The consensus is that Kay should not hurry to more treatment and that the primary goals of treatments in the near future need to be to prevent progression of the cancer to an advanced stage while trying to minimize side effects of treatment.  The goals of long term remission from an aggressive course of combinations of chemotherapy have not been very effective and Kay needs to instead focus on living with cancer and managing this with the least toxic regimens available. There is always the hope of a breakthrough in treatment that could give better results at some time, but currently available treatments have not done more than less toxic options may provide. We have tentative plans for relatively easy treatment when the cancer starts to progress to a stage where Kay feels less well, or there is evidence of cancer progression other than just the CA-125 marker.
Despite all of this Kay feels strong, healthy and really good right now.  Her spirits are high, and physically she is near 100%.  We just got back from a great 2 ½ week Mexican vacation, half with friends then half with family. We are home for the holidays and life is good.  We don’t anticipate further treatment for some undetermined number of months and are enjoying life.  Looking back at the year we both are amazed that we feel like it was a pretty good year, mostly fond memories, some great times, and the difficult times seem like a hazy distant memory.  We joke that this is the remarkable ability of the human mind to block out the bad memories and focus on the good ones.
Both of our children continue to thrive, Jean working at Blue Nile diamond in the accounting department and Brett running his own company of web assets while both live in nearby Seattle.
We are grateful for the continued love and support of all of our friends and family, for the joy and peace of Christmas, and for these months of feeling strong and good. Thanks for all of your love and prayers.
Kay & Ed

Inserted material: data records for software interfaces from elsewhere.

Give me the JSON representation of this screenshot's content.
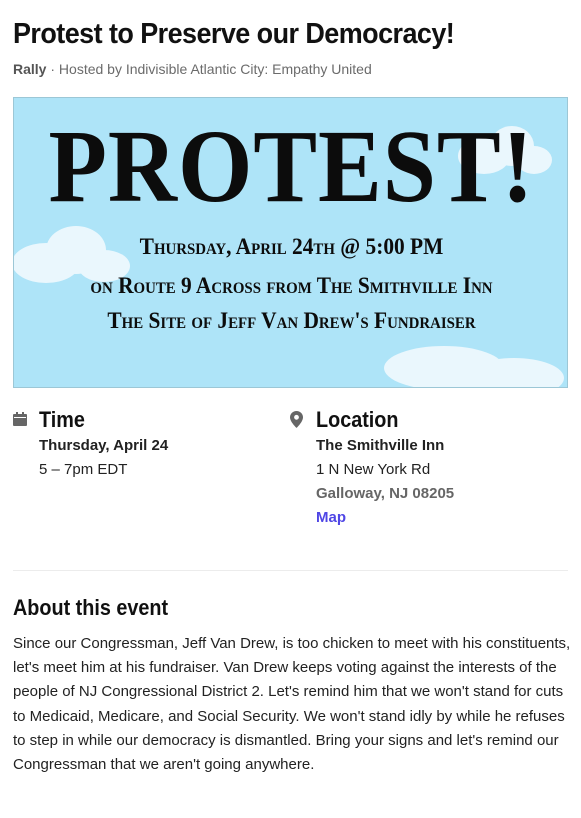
{
  "event": {
    "title": "Protest to Preserve our Democracy!",
    "type": "Rally",
    "separator": " · ",
    "host": "Hosted by Indivisible Atlantic City: Empathy United"
  },
  "banner": {
    "headline": "PROTEST!",
    "line1": "Thursday, April 24th @ 5:00 PM",
    "line2": "on Route 9 Across from The Smithville Inn",
    "line3": "The Site of Jeff Van Drew's Fundraiser",
    "background": "#aee4f8"
  },
  "time": {
    "heading": "Time",
    "icon": "calendar-icon",
    "date": "Thursday, April 24",
    "hours": "5 – 7pm EDT"
  },
  "location": {
    "heading": "Location",
    "icon": "map-pin-icon",
    "venue": "The Smithville Inn",
    "street": "1 N New York Rd",
    "city": "Galloway, NJ 08205",
    "map_label": "Map",
    "link_color": "#4f46e5"
  },
  "about": {
    "heading": "About this event",
    "body": "Since our Congressman, Jeff Van Drew, is too chicken to meet with his constituents, let's meet him at his fundraiser. Van Drew keeps voting against the interests of the people of NJ Congressional District 2. Let's remind him that we won't stand for cuts to Medicaid, Medicare, and Social Security. We won't stand idly by while he refuses to step in while our democracy is dismantled. Bring your signs and let's remind our Congressman that we aren't going anywhere."
  }
}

Sunday, September 16, 2012

Kay Rocks the Orting Trail

Kay is having a great end of summer.  Today we went for an hour bike ride on the Orting Trail, a converted rails to trails bike and multipurpose trail, and she even impressed herself.  She rode hard the whole hour, felt great doing it, and has continued to be an energizer bunny while Brett and I played couch potato and watched the whole Seahawk's domination of the Cowboys today.

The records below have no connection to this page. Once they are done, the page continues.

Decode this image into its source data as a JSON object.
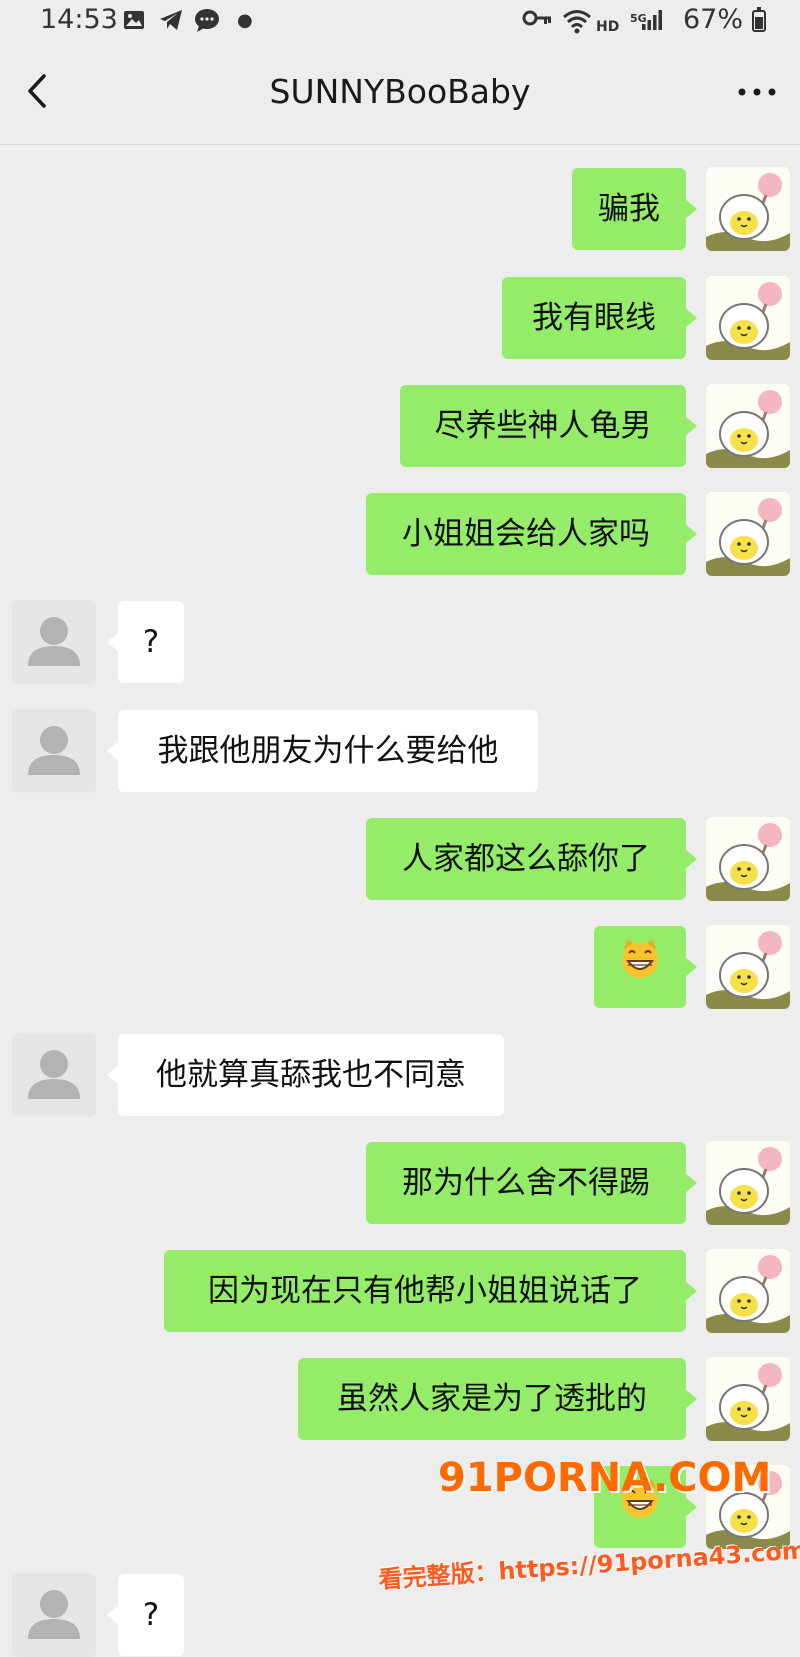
{
  "status_bar": {
    "time": "14:53",
    "network": "HD",
    "signal": "5G",
    "battery": "67%"
  },
  "header": {
    "title": "SUNNYBooBaby"
  },
  "messages": [
    {
      "side": "right",
      "text": "骗我"
    },
    {
      "side": "right",
      "text": "我有眼线"
    },
    {
      "side": "right",
      "text": "尽养些神人龟男"
    },
    {
      "side": "right",
      "text": "小姐姐会给人家吗"
    },
    {
      "side": "left",
      "text": "?"
    },
    {
      "side": "left",
      "text": "我跟他朋友为什么要给他"
    },
    {
      "side": "right",
      "text": "人家都这么舔你了"
    },
    {
      "side": "right",
      "text": "",
      "emoji": "grinning-cat-emoji"
    },
    {
      "side": "left",
      "text": "他就算真舔我也不同意"
    },
    {
      "side": "right",
      "text": "那为什么舍不得踢"
    },
    {
      "side": "right",
      "text": "因为现在只有他帮小姐姐说话了"
    },
    {
      "side": "right",
      "text": "虽然人家是为了透批的"
    },
    {
      "side": "right",
      "text": "",
      "emoji": "grinning-cat-emoji"
    },
    {
      "side": "left",
      "text": "?"
    }
  ],
  "watermark": {
    "brand": "91PORNA.COM",
    "url": "看完整版：https://91porna43.com"
  },
  "colors": {
    "sent_bubble": "#95ec69",
    "received_bubble": "#ffffff",
    "background": "#ededed",
    "watermark": "#ff6a00"
  },
  "icons": [
    "back-arrow-icon",
    "more-options-icon",
    "user-avatar-icon",
    "sticker-avatar-icon"
  ]
}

For at least a couple of weeks Kay has been really about back to normal with her energy levels.  She had been really concerned that this last course of surgery -->  Intraperitoneal + IV chemotherapy --> Whole pelvis radiation therapy that lasted from Jan through the end of July of this year was going to be something she survived but was never really the same.  Her energy levels and strength were just so beaten down that she questioned her ability to fully recover.  She and we can put those doubts to rest.  Kay is herself again.

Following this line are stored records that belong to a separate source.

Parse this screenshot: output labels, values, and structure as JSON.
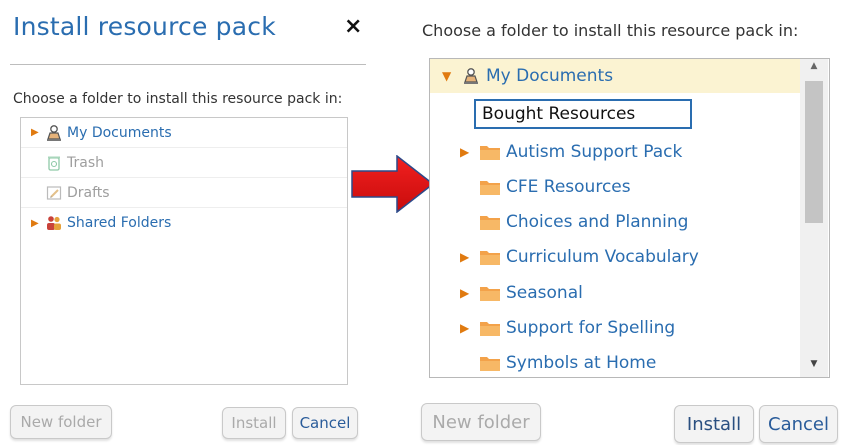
{
  "left_dialog": {
    "title": "Install resource pack",
    "close_label": "×",
    "prompt": "Choose a folder to install this resource pack in:",
    "tree": [
      {
        "label": "My Documents",
        "icon": "user-documents-icon",
        "expandable": true,
        "enabled": true
      },
      {
        "label": "Trash",
        "icon": "trash-icon",
        "expandable": false,
        "enabled": false
      },
      {
        "label": "Drafts",
        "icon": "drafts-icon",
        "expandable": false,
        "enabled": false
      },
      {
        "label": "Shared Folders",
        "icon": "shared-folders-icon",
        "expandable": true,
        "enabled": true
      }
    ],
    "buttons": {
      "new_folder": "New folder",
      "install": "Install",
      "cancel": "Cancel"
    }
  },
  "right_dialog": {
    "prompt": "Choose a folder to install this resource pack in:",
    "root": {
      "label": "My Documents",
      "expanded": true,
      "selected": true
    },
    "new_folder_value": "Bought Resources",
    "folders": [
      {
        "label": "Autism Support Pack",
        "expandable": true
      },
      {
        "label": "CFE Resources",
        "expandable": false
      },
      {
        "label": "Choices and Planning",
        "expandable": false
      },
      {
        "label": "Curriculum Vocabulary",
        "expandable": true
      },
      {
        "label": "Seasonal",
        "expandable": true
      },
      {
        "label": "Support for Spelling",
        "expandable": true
      },
      {
        "label": "Symbols at Home",
        "expandable": false
      }
    ],
    "buttons": {
      "new_folder": "New folder",
      "install": "Install",
      "cancel": "Cancel"
    }
  },
  "colors": {
    "accent": "#2a6db0",
    "folder": "#f3a24a",
    "arrow": "#e81818",
    "expander": "#e07a10"
  }
}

That is super good news and we plan to take full advantage with lots of fun planned for the rest of 2012, starting with a 2+ week east coast vacation in late Sept --> Oct birding at Cape May, NJ and then touring dead presidents estates and the Shenandoah Valley and other regional attractions.

Thanks to all for all of the support we have received, and I'll keep posts coming once in a while for updates. For now, hooray, and hopes that I can keep up with Kay in her real self mode.